The greens are elevated, so the ball has to be played in the air. And the wind, gusting to 30 mph, came out of the southeast to create a crosswind on virtually every hole. Even holes with the wind at the back made it tough to play because the shots didn't stay on the green. Matt Kuchar found that out on the par-3 14th. He had about 210 yards to a ridge in the middle of the green, and it landed on that ridge and rolled another 25 paces off the back of the green.
Kuchar, who won The Players Championship in May, shot an 82.
Fowler and Mahan were hopeful of making the Ryder Cup team this week - the PGA Championship is the final qualifying event and offers double points. Both shot an 80 and will have to rely on being a captain's pick in three weeks.
Jeff Overton was on the Ryder Cup team with them in Wales in 2010. He shot 81. Nick Watney had an 82.
It was a long list. It was a long day.
''Well, it wasn't stress-free, I can tell you that,'' said Padraig Harrington, an Irishman who knows a little about the wind. He didn't think it was all that bad, although there was that moment on the 188-yard fifth hole when a squall came in and wreaked havoc on his group.
Davis Love III hit 3-iron that came up some 30 yards short of the green. Mickelson hammered a 4-iron. He said if he had the same shot 10 minutes earlier, it would have been a 6-iron. Harrington wasn't sure what to do. His caddie suggested a 5-wood.
''My pride wouldn't let me,'' Harrington said.
That's what made the 69 by Vijay Singh so exquisite. He was the only player from the morning session to break 70, and one of only three players to managed to break par. Mickelson and Michael Hoey of Northern Ireland each had 71.
Singh wasn't thinking about a score. He was thinking survival.
''If you had a golf course like this and you asked me to go and play golf in windy conditions, I'd say, `No, I'm not going to play.' I guess nobody is going to go out and play in conditions like this,'' he said. ''But it's a major, and we have to go out there and just struggle and manage yourself the best you can.''

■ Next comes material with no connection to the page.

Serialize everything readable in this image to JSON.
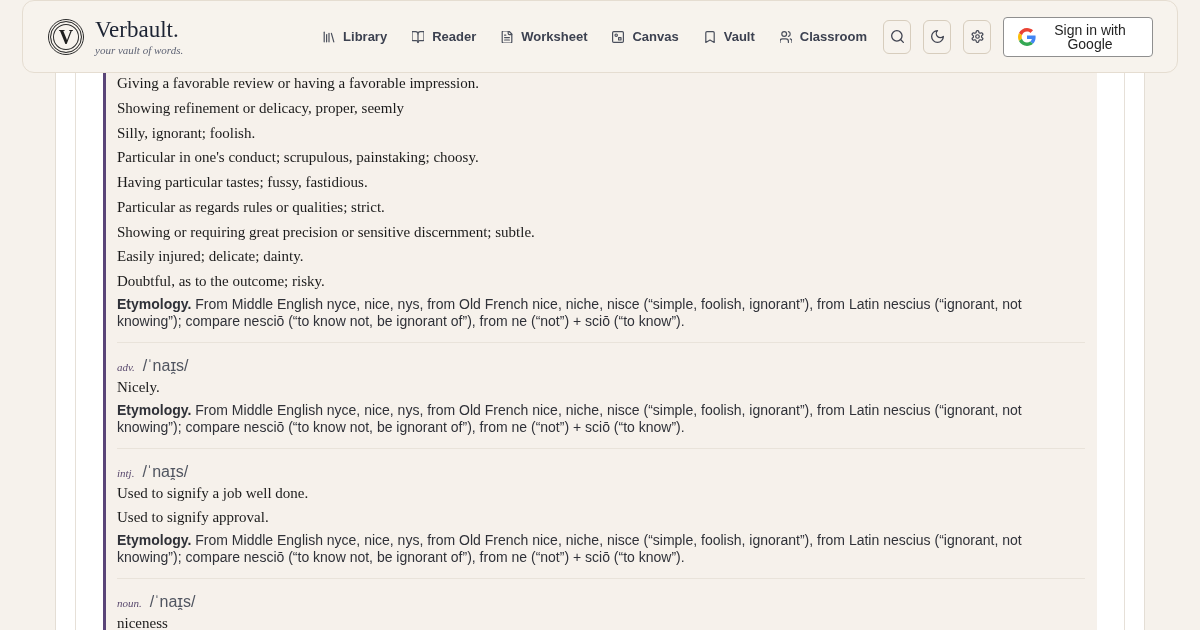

He managed just fine. Others? Not so much.
From the morning group of 78 players, there were 16 rounds in the 80s (including Wade and his 93).
There were 45 rounds under par after the opening round, when half the field played in relatively calm conditions. By late Friday afternoon, only 16 players remained under par, a number that was sure to shrink.
''It was a tough set-up on a calm day, and with a 30 mile--an-hour wind across this course, you've got a serious test of golf on your hands,'' said Graeme McDowell, who had a 76. ''A 75 of below is a decent score out there. I really believe that. Vijay's 69, that's a serious score. That's a serious score.''
Blake Adams, a contender at the U.S. Open, had a 72 and was at 1-under 143. His only hope as he headed off the course? Let it blow.
''I hope it pumps the next few hours, because it was pumping at 9:10 this morning,'' Adams said. ''I wore out the grooves in my 4-iron all day, which was not how I kind of planned on playing around this golf course.''